06F103215B Check Valve Detail

Now oil vapor in the in the intake charge is detrimental to performance.  This is where a catch can does help.  Oil vapor can effectively reduce the octane level of the intake charge and lead to more knock, which would then decrease performance.  I haven’t noticed a performance difference since I switched back to the stock system but then again, my car isn’t exactly a horsepower monster.  It is a compromise situation but after many miles of thought, I’d rather have the stock system deal with the evacuation of the crankcase gasses.  The stock pcv system flows a lot and I don’t think some of the catch cans flow enough.

06F129101P Rear Detail

The stock pcv valves have not been models of reliability, which is one of the reasons catch catch cans have sold so well. Modified and stock cars alike can blow through them.  These newer parts are now several revisions deep and they seem to be much more robust pieces.  The rear check valve in the breather tube looks much better.  The front pcv check valves have a more positive engagement compared to the “G” revision I compared it to.  I guess only time will tell!

06F103215B

Akebono Euro Ceramics

Akebono Euro Ceramic Pads

Overview

The Akebono Euro Ceramics are an OEM type replacement ceramic pad.  They promise less dusting and no noise when compared with regular replacement pads.

Driving Impressions

The Euro Ceramics are very progressive feeling brake pads.  Pedal pressure translates well into brake force.  In other words, I know how much pressure to apply and how much braking I’ll be getting in return.  The Hawk HPS pads I had before were annoying in this aspect.  They were not linear, grabbing slowly at first and then all of a sudden too much.  The Euro Ceramics on the other hand are pretty progressive and have better cold bite than the HPS pads.  Stopping power is good, just  a tad less than the HPS.  If the HPS pads were a 10, the Euro Ceramics are an 8.  Still great but the HPS pads haul you down impressively.  Still good for a briskly driven daily driver.  The brake pedal feels better, slightly firmer than the HPS pads.

Noise is nonexistent.  I have yet to hear these pads squeal or make any noise.  Noise was the main reason I got rid of the HPS pads.  One of the sets developed a squeal that refused to go away.  Anti squeal goops, greases, or adhesives all failed.  I tried reseating them, regreasing the pins, sanding down a new surface; nothing worked.  The Akebono pads have turned out great in this department.  The Akebono pads also have much less noticeable dust.  They still release dust, but it is a much lighter color, practically invisible from a distance.  Up close, it is a light almost yellowish dust, hard to see on silver wheels but maybe a problem on darker colors.

Overall

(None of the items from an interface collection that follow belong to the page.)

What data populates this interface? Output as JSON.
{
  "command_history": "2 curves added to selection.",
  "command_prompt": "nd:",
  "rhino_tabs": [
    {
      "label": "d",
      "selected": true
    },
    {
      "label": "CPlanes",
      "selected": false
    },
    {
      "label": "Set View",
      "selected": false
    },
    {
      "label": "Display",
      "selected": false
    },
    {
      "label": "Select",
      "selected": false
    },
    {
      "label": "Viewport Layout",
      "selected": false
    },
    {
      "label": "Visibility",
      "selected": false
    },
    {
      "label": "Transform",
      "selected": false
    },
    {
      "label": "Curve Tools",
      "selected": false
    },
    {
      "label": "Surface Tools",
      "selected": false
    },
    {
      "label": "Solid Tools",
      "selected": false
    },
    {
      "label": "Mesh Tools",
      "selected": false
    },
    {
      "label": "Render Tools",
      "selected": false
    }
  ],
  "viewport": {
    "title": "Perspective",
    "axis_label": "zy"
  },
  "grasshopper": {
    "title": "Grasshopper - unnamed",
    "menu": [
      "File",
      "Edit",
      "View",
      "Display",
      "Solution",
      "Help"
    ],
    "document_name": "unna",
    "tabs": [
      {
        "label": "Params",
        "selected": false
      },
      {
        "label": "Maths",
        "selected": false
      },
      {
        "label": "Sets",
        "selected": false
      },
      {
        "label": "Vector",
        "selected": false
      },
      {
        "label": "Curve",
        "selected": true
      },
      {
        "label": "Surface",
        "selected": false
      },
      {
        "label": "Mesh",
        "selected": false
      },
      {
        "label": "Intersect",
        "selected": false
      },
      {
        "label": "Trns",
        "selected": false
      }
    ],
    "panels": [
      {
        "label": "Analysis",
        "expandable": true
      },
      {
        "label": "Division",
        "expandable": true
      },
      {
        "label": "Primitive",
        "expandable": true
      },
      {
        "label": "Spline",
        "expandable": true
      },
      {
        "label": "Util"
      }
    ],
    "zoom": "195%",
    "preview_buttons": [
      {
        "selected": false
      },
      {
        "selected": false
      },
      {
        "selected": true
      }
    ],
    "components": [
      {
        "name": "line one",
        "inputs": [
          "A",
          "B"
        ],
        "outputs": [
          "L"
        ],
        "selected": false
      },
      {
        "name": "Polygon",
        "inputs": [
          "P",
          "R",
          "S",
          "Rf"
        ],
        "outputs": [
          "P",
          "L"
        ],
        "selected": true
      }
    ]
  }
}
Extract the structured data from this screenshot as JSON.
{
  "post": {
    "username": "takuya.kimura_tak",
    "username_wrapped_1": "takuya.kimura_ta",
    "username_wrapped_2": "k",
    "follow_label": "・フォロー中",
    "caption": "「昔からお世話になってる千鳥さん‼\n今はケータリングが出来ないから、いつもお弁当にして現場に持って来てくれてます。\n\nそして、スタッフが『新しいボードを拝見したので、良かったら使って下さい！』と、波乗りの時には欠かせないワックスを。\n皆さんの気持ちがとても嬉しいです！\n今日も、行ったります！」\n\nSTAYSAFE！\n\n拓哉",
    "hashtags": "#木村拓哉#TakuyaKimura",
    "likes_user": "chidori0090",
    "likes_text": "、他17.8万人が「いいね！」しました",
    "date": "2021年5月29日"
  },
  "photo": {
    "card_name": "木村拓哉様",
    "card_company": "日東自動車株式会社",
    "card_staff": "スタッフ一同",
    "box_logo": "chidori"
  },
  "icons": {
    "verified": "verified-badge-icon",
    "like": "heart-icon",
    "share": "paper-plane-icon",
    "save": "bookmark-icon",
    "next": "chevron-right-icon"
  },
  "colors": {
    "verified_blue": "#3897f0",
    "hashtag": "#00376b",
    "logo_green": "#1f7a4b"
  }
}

I wouldn’t hesitate to recommend the Akebono Euro Ceramic pads as an alternative to the OEM pads.  They have good, if not great stopping power, are rather clean dusting and have little to no noise.  While they don’t have the pure stopping force of the HPS pads, I like the pedal feel much better.  The Akebono’s are much more progressive and provide an even keel response from a cold stop to warm up.  This gives me much more confidence while braking as compared with the slightly better friction properties of the HPS pads.  I purchased these pads from Amazon.com, part number EUR1107 for the front, and EUR1348 for the rears.  It’ll cost you about 120-130 dollars for the set.